The long-standing quest to find a material that can conduct electricity without resistance at room temperature may have taken a decisive step forward. Scientists in Germany have observed the common molecule hydrogen sulfide superconducting at a record-breaking 203 kelvin (–70 C) when subjected to very high pressures. The result confirms preliminary findings released by the researchers late last year, and is said to be corroborated by data from several other groups.
Some physicists urge caution, however. Ivan Schuller at the University of California in San Diego, says that the results "look promising" but are not yet watertight. However, Antonio Bianconi, director of the Rome International Center for Materials Science Superstripes (RICMASS), thinks that the evidence is compelling. He describes the findings as "the main breakthrough" in the search for a room-temperature superconductor since the 1986 discovery of superconductivity in cuprates—exotic ceramic compounds that exhibit the phenomenon up to 164 K.
Last December, Mikhail Eremets and two other physicists at the Max Planck Institute for Chemistry in Mainz reported that they had discovered hydrogen sulfide superconducting below 190 K. When they placed a 10 micrometre-wide sample of the material in a diamond-anvil cell and subjected it to a pressure of about 1.5 million atmospheres, they found that its electrical resistance dropped by more than a factor of 1,000 when cooled below the threshold, or 'critical', temperature.
At that time, however, the researchers had not been able to demonstrate a second key characteristic of superconductivity, known as the Meissner effect, in which samples expel a magnetic field when cooled below the critical temperature.
In the latest work, the authors got together with two physicists from the University of Mainz to build a non-magnetic cell and acquire a very sensitive type of magnetometer known as a SQUID. They placed 50 micrometre-wide samples of hydrogen sulfide under pressures of up to 2 million atmospheres in an external magnetic field, and slowly warmed them, starting from a few degrees above absolute zero. They observed the tell-tale sign of the Meissner effect—a sudden increase in the sample's 'magnetization signal'—when the temperature rose past 203 K.
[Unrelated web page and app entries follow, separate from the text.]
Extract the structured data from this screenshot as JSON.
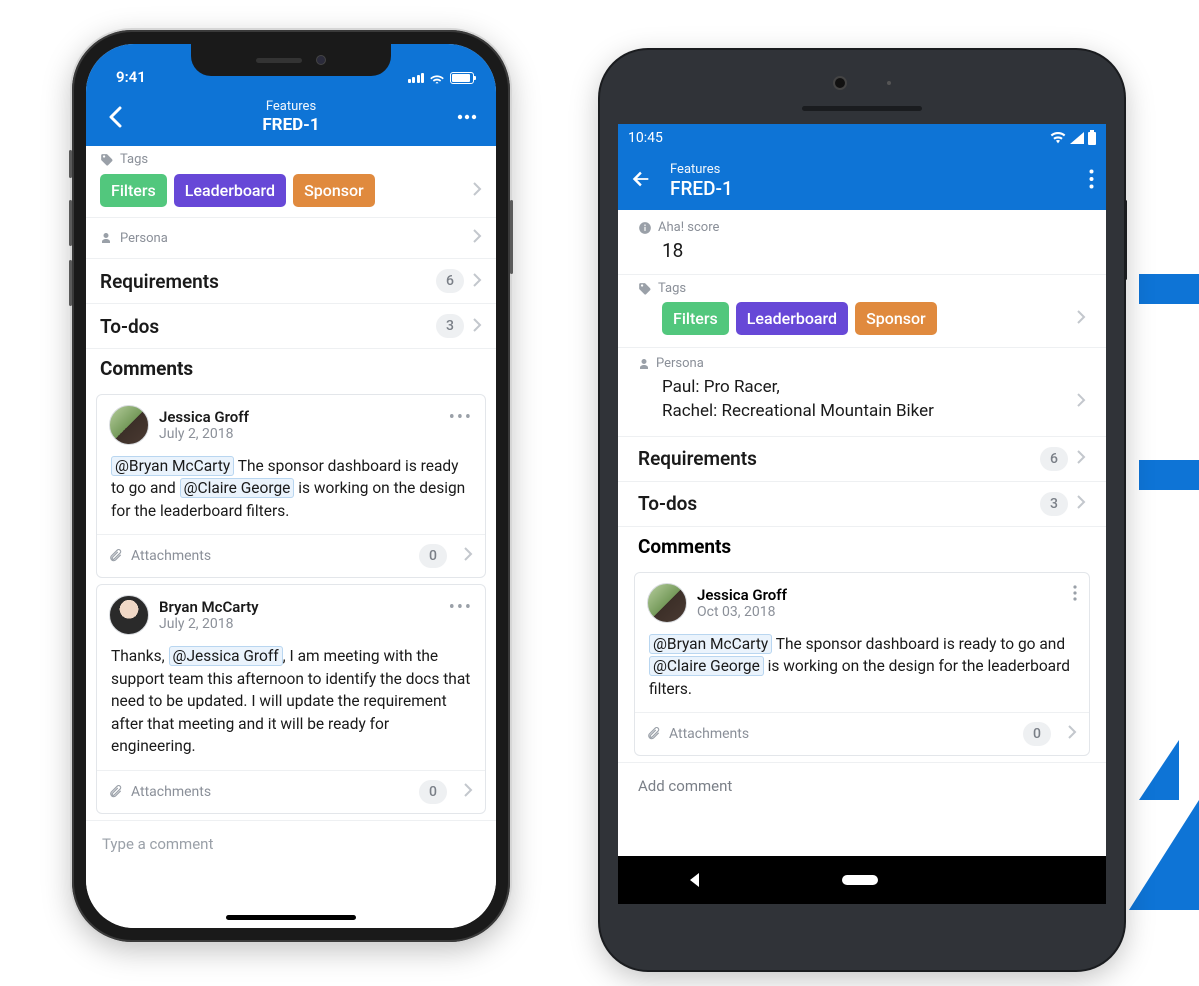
{
  "ios": {
    "status": {
      "time": "9:41"
    },
    "nav": {
      "subtitle": "Features",
      "title": "FRED-1"
    },
    "tags_label": "Tags",
    "tags": [
      "Filters",
      "Leaderboard",
      "Sponsor"
    ],
    "persona_label": "Persona",
    "rows": {
      "requirements": {
        "label": "Requirements",
        "count": "6"
      },
      "todos": {
        "label": "To-dos",
        "count": "3"
      }
    },
    "comments_header": "Comments",
    "comments": [
      {
        "author": "Jessica Groff",
        "date": "July 2, 2018",
        "mention1": "@Bryan McCarty",
        "text1": " The sponsor dashboard is ready to go and ",
        "mention2": "@Claire George",
        "text2": " is working on the design for the leaderboard filters.",
        "attachments_label": "Attachments",
        "attachments_count": "0"
      },
      {
        "author": "Bryan McCarty",
        "date": "July 2, 2018",
        "pretext": "Thanks, ",
        "mention1": "@Jessica Groff",
        "text1": ", I am meeting with the support team this afternoon to identify the docs that need to be updated. I will update the requirement after that meeting and it will be ready for engineering.",
        "attachments_label": "Attachments",
        "attachments_count": "0"
      }
    ],
    "comment_placeholder": "Type a comment"
  },
  "android": {
    "status": {
      "time": "10:45"
    },
    "nav": {
      "subtitle": "Features",
      "title": "FRED-1"
    },
    "score_label": "Aha! score",
    "score_value": "18",
    "tags_label": "Tags",
    "tags": [
      "Filters",
      "Leaderboard",
      "Sponsor"
    ],
    "persona_label": "Persona",
    "persona_value_1": "Paul: Pro Racer,",
    "persona_value_2": "Rachel: Recreational Mountain Biker",
    "rows": {
      "requirements": {
        "label": "Requirements",
        "count": "6"
      },
      "todos": {
        "label": "To-dos",
        "count": "3"
      }
    },
    "comments_header": "Comments",
    "comment": {
      "author": "Jessica Groff",
      "date": "Oct 03, 2018",
      "mention1": "@Bryan McCarty",
      "text1": " The sponsor dashboard is ready to go and ",
      "mention2": "@Claire George",
      "text2": " is working on the design for the leaderboard filters.",
      "attachments_label": "Attachments",
      "attachments_count": "0"
    },
    "comment_placeholder": "Add comment"
  }
}
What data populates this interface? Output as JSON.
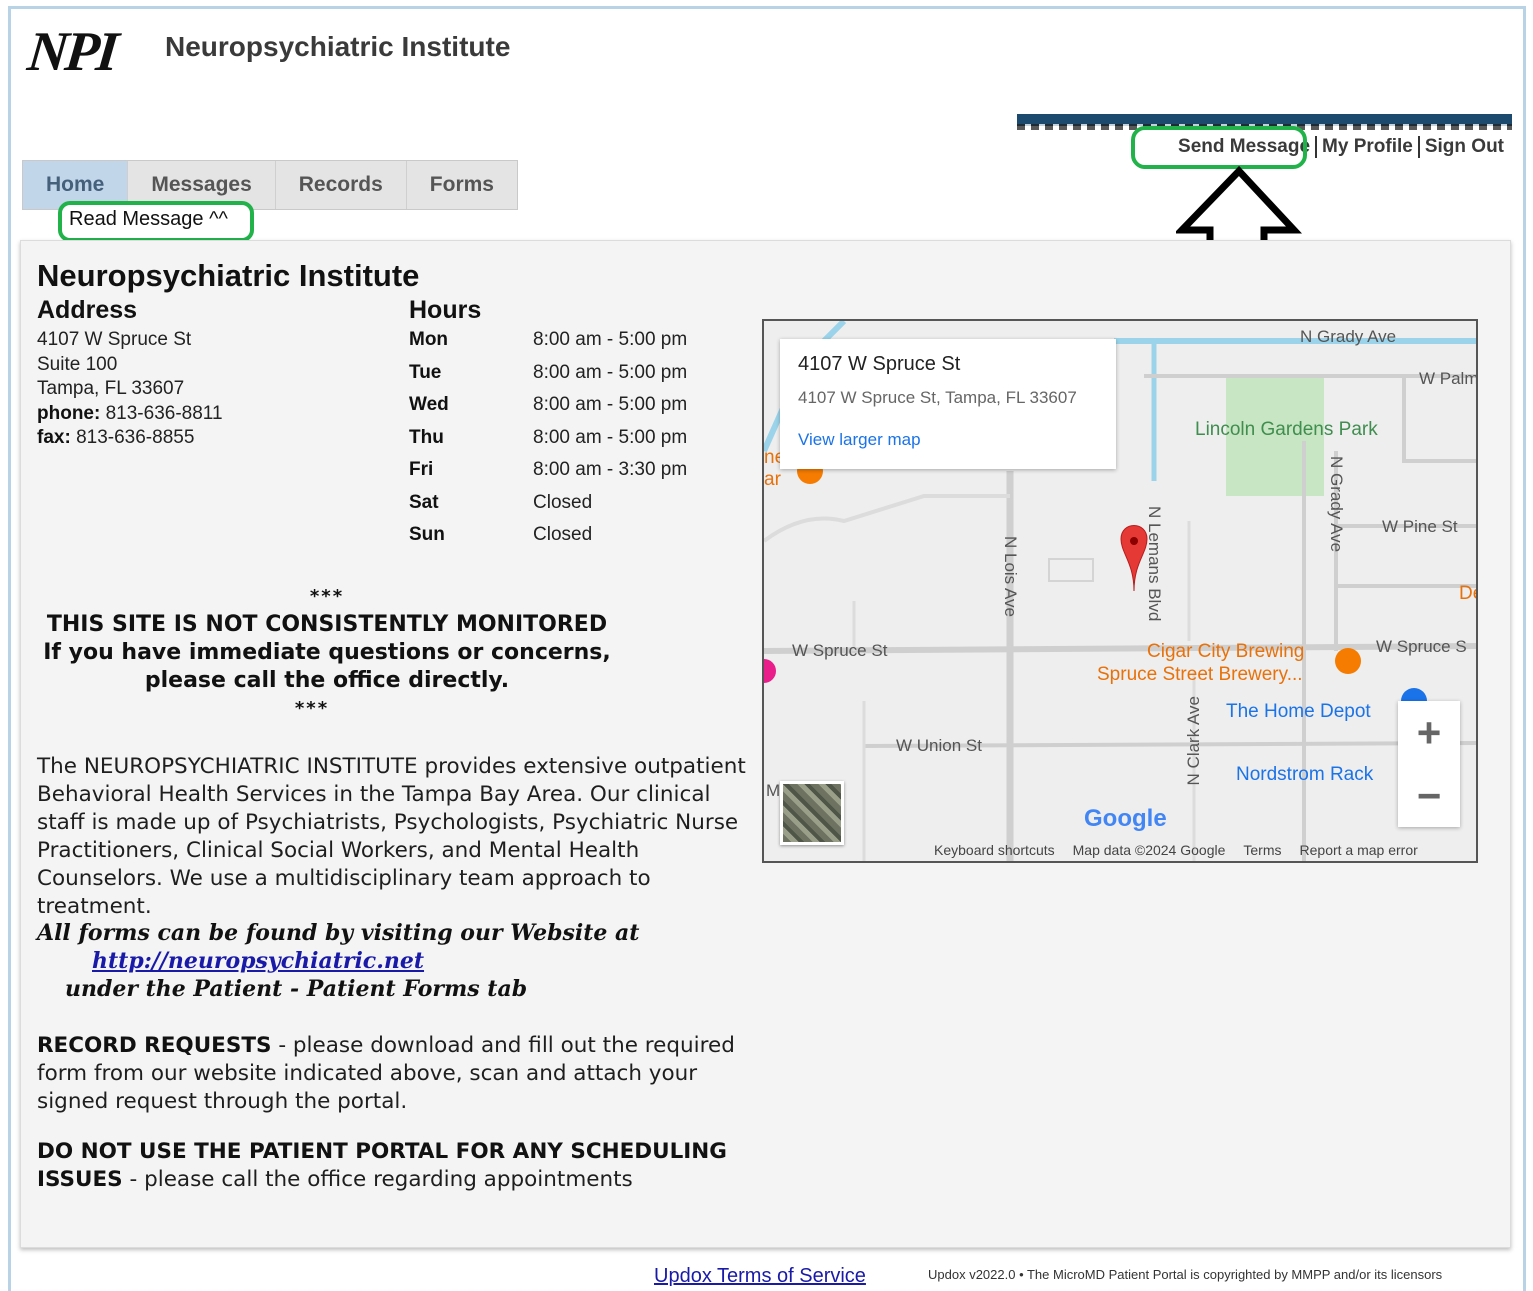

As to why they measured a higher critical temperature than they did last year, the researchers point to possible tiny variations in the samples' crystal structure. (Under conditions of high pressures and low temperatures, hydrogen sulfide is in a solid state.)
Bianconi says that many superconductivity researchers were sceptical of the findings when they were presented at a conference of the American Physical Society in San Antonio, Texas, in March. But the data were "very well accepted" by participants at a RICMASS conference he organized on the Italian island of Ischia in mid-June.
During discussions at the Ischia meeting, he says, it emerged that some groups in China and Japan had reproduced the results, including the drop in electrical resistance and the Meissner effect. Bianconi will not say who the groups are, explaining that they want to delay announcing their results until Eremets and colleagues have published their findings in a peer-reviewed journal (the papers are available in the arXiv online repository).
Katsuya Shimizu, a physicist at Osaka University in Japan, says that he and his colleagues have confirmed the 190 K electrical transition, using their own refrigerator to hold several samples and cells provided by Eremets.
And Schuller argues that the Mainz group should do further checks to make sure that they have not overlooked "an uncontrolled artefact," such as background noise picked up during the delicate measurements of magnetization.
Eremets and his colleagues propose that the superconductivity is likely to originate in the vibrations of the crystal lattice of H3S, which is created when hydrogen sulfide is compressed. These vibrations bind electrons together in pairs that then move through the lattice without resistance, as described by the Bardeen–Cooper–Schrieffer (BCS) theory that holds true for conventional, low-temperature superconductors.
If so, they point out, other hydrogen compounds might then superconduct at even higher temperatures, and possibly even at room temperature, given that the BCS theory does not place any upper limit on the superconducting transition.
Some theorists, however, are not sure that BCS theory is the correct interpretation. "The question of where the high critical temperature comes from is still wide open in my opinion," says theoretical physicist Jorge Hirsch at the University of California, San Diego.
This article is reproduced with permission and was first published on June 29, 2015.